TASK OBJECTIVE: The answer must be every line of the records below that contains the word "Show", copied out.

EXTRACTED MATERIAL:
○ ○ ○ ○ ○ ○ ○
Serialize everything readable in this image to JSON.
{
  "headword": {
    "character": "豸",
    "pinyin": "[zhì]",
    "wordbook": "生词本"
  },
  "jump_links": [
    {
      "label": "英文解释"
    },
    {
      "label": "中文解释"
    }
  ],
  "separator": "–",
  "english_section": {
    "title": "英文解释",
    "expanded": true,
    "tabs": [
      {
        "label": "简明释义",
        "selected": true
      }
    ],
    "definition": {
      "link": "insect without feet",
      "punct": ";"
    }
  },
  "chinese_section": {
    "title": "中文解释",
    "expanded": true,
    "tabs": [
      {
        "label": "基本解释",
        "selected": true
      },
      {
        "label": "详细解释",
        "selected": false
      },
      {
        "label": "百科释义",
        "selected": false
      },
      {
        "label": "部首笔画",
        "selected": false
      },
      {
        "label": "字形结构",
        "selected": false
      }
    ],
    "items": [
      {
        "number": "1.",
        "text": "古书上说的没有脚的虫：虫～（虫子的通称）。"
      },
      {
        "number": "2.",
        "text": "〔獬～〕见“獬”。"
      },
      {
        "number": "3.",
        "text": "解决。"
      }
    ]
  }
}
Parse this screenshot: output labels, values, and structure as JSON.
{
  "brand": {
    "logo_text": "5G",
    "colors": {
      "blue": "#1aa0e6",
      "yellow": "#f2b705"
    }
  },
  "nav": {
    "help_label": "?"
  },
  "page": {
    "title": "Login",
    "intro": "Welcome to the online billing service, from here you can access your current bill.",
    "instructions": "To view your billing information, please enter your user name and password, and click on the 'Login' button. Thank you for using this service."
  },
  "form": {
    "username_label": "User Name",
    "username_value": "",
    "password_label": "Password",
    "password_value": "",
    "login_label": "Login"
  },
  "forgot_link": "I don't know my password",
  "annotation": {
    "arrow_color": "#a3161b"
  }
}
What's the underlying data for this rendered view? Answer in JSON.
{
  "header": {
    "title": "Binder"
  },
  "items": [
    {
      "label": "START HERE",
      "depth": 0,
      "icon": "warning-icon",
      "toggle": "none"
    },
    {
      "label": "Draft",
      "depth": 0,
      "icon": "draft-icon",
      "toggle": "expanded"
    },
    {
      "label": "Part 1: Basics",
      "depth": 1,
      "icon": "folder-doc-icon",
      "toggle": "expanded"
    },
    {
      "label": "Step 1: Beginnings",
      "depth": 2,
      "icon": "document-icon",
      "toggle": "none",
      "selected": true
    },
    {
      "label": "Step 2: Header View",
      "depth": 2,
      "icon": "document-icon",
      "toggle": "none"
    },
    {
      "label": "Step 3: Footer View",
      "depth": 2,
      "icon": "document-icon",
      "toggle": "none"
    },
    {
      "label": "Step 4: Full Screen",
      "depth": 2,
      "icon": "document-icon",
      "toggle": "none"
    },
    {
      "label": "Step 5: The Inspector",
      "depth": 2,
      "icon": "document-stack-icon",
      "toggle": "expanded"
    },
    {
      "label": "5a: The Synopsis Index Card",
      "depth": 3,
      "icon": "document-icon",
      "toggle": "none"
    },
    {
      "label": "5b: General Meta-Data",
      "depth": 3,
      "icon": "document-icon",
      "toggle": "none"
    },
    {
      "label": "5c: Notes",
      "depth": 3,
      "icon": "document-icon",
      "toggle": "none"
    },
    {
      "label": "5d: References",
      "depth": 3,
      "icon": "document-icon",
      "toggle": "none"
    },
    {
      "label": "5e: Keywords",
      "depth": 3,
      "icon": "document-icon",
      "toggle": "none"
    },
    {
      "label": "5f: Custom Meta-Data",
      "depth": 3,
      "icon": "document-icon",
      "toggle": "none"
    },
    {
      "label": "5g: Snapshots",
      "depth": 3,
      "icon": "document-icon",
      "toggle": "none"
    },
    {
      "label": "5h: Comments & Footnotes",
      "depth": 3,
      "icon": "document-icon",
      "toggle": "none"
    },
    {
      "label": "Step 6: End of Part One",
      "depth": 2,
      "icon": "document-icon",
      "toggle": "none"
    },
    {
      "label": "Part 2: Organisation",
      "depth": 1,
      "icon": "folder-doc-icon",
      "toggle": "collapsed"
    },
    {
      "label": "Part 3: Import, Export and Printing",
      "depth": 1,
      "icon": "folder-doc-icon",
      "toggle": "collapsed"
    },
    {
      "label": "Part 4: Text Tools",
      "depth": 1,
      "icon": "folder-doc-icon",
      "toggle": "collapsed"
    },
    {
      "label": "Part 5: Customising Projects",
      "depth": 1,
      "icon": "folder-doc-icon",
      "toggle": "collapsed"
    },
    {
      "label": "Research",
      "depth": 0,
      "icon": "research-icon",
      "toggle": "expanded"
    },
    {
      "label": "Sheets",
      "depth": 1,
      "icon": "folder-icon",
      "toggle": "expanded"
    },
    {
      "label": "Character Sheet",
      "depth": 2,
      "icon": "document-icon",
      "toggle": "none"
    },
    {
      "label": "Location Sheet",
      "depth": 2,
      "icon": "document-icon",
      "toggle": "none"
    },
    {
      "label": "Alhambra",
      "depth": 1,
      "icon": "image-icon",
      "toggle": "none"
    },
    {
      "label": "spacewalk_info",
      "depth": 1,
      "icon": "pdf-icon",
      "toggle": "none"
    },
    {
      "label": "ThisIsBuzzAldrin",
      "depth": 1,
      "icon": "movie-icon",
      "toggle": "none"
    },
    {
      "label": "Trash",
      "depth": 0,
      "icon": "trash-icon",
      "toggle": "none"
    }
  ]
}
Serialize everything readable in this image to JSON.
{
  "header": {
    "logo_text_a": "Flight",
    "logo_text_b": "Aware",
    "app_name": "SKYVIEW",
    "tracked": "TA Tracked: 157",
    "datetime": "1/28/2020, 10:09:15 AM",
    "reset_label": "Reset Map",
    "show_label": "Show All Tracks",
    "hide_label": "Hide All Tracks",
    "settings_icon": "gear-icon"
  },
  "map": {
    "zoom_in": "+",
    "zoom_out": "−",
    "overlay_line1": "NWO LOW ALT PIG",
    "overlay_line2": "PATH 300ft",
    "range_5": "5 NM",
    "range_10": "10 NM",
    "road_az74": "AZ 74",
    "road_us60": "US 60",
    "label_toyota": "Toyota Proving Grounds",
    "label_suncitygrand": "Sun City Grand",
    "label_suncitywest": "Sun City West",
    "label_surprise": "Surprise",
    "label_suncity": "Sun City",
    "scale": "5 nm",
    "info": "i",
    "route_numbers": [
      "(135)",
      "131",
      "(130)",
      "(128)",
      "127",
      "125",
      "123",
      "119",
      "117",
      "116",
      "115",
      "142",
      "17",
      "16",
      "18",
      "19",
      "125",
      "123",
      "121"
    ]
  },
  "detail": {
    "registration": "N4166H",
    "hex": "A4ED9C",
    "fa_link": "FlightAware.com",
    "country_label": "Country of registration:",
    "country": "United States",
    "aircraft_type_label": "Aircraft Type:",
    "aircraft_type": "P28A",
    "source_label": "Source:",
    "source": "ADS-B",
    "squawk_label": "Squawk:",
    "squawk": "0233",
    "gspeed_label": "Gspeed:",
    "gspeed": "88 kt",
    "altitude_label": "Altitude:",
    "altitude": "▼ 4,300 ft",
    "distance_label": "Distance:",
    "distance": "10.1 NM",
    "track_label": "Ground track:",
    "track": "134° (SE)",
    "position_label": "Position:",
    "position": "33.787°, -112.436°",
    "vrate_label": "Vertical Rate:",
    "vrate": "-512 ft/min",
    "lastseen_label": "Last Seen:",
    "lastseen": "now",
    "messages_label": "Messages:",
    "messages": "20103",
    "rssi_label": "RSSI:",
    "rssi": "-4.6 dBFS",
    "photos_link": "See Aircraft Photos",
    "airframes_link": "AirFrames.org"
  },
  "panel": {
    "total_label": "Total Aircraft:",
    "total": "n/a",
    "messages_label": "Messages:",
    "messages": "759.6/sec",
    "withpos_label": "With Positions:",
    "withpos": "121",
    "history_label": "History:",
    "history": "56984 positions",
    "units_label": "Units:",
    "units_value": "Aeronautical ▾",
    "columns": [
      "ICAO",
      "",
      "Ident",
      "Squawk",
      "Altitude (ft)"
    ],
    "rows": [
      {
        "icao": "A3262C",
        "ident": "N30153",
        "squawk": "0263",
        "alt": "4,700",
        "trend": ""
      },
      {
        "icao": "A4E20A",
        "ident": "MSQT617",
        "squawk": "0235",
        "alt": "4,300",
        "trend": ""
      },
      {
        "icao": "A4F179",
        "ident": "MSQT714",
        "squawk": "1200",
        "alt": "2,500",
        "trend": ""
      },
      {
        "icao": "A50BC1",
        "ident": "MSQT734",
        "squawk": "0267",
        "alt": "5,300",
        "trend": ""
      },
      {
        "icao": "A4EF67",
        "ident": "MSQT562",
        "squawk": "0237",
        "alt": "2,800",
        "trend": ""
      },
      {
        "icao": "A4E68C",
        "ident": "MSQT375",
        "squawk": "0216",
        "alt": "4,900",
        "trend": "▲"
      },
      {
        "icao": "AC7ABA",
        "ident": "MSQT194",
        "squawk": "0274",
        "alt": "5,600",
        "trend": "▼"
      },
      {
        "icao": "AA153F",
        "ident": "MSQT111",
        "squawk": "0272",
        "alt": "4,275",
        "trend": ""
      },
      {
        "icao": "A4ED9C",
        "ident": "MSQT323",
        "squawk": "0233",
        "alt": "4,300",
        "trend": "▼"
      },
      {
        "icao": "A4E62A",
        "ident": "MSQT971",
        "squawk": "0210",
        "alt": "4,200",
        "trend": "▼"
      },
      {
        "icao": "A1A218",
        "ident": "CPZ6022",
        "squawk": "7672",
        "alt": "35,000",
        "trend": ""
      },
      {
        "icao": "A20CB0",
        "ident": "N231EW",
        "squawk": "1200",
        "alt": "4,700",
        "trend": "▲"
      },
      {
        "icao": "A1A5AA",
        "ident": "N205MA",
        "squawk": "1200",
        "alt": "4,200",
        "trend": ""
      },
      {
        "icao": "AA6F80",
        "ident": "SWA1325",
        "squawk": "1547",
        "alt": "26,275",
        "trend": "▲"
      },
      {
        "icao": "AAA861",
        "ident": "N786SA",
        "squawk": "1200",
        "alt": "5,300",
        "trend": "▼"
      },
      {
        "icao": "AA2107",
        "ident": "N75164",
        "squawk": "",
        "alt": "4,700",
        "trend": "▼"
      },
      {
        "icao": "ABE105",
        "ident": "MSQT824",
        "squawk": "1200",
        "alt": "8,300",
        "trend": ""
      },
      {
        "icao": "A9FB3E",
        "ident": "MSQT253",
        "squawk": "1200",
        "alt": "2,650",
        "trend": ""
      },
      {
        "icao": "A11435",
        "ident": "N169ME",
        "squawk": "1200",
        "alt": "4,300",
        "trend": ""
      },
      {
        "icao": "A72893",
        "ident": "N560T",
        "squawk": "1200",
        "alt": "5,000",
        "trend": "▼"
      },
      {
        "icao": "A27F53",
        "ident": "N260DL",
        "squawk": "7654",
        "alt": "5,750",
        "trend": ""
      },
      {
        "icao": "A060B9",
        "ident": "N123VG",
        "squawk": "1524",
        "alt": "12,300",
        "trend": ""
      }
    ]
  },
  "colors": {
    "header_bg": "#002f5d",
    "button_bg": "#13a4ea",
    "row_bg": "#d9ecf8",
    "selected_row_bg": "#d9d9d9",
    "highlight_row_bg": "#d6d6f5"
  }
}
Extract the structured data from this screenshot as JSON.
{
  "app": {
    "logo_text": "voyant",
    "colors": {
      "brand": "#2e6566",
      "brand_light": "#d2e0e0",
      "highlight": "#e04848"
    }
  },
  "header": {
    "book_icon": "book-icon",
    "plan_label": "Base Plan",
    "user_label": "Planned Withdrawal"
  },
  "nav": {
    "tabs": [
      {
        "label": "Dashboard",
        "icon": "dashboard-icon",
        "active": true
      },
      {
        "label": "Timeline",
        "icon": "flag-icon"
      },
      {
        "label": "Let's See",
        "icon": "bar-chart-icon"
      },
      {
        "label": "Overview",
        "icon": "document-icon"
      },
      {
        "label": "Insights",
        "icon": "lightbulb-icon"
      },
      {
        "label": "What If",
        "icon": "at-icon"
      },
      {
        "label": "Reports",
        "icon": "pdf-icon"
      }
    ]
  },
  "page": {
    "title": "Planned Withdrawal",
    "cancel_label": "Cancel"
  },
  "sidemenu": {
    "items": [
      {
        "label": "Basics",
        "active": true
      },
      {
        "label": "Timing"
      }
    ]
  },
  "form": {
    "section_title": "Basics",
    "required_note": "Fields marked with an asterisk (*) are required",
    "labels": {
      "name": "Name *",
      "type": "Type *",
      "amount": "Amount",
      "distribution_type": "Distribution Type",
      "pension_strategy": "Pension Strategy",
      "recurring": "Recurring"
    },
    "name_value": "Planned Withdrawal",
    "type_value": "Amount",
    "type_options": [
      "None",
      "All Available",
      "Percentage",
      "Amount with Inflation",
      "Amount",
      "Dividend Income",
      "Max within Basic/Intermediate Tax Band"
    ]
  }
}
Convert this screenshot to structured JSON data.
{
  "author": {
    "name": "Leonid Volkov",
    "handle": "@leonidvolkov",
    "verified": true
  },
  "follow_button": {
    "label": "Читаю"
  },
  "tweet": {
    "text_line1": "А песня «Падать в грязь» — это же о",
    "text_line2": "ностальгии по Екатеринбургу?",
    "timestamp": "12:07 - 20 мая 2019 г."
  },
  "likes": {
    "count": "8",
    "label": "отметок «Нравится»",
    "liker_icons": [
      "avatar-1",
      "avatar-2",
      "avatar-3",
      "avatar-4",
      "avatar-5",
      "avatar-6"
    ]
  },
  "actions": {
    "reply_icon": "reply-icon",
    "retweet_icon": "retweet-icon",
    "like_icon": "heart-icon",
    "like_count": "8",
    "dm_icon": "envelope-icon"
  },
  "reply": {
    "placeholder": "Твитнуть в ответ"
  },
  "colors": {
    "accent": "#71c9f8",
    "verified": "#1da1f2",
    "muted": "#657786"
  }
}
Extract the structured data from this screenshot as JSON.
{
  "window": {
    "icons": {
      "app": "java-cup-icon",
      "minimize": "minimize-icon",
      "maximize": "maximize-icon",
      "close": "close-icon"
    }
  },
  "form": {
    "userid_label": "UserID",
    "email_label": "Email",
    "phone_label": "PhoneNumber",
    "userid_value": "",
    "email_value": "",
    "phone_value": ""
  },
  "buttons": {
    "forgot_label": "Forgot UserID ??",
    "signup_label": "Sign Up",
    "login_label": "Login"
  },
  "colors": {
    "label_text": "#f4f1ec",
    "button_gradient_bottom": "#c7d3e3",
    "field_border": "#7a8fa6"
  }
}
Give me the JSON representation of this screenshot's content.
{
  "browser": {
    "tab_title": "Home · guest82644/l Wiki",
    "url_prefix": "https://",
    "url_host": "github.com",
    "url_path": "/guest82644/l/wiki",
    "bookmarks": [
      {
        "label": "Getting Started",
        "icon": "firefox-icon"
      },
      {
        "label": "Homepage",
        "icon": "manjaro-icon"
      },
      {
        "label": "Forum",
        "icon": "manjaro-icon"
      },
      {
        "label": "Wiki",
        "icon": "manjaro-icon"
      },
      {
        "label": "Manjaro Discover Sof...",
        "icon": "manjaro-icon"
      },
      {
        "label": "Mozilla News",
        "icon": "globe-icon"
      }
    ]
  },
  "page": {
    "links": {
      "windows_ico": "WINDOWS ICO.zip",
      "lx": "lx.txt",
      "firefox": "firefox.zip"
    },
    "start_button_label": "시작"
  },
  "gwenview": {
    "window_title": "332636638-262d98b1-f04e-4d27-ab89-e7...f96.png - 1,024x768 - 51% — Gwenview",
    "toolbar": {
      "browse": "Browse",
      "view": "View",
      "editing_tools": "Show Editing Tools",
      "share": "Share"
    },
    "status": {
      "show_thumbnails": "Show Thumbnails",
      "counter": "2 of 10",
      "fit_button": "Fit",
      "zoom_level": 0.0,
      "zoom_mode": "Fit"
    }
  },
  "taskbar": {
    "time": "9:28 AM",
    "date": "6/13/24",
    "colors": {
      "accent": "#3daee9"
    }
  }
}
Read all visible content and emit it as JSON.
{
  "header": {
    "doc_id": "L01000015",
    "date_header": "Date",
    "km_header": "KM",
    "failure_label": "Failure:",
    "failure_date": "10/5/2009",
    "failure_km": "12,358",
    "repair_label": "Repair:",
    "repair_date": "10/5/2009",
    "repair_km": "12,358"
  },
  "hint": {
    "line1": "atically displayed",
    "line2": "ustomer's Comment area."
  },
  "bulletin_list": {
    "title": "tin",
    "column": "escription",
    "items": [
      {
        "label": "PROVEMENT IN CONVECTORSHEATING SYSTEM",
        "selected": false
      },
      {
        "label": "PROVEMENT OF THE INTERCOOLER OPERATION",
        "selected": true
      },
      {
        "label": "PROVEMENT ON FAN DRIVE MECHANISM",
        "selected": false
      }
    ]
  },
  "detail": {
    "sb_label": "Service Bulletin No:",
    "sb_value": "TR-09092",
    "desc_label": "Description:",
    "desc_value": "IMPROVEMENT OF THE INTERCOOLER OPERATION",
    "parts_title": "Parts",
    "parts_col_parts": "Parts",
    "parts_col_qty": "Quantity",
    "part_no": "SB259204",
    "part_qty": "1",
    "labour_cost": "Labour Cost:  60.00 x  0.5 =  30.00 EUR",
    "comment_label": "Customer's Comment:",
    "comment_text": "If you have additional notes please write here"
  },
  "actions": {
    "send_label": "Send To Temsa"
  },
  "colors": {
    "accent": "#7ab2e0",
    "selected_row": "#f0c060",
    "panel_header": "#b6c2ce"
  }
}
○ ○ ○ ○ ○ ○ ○
ANSWER BELOW:
    "show_label": "Show All Tracks",
      "editing_tools": "Show Editing Tools",
      "show_thumbnails": "Show Thumbnails",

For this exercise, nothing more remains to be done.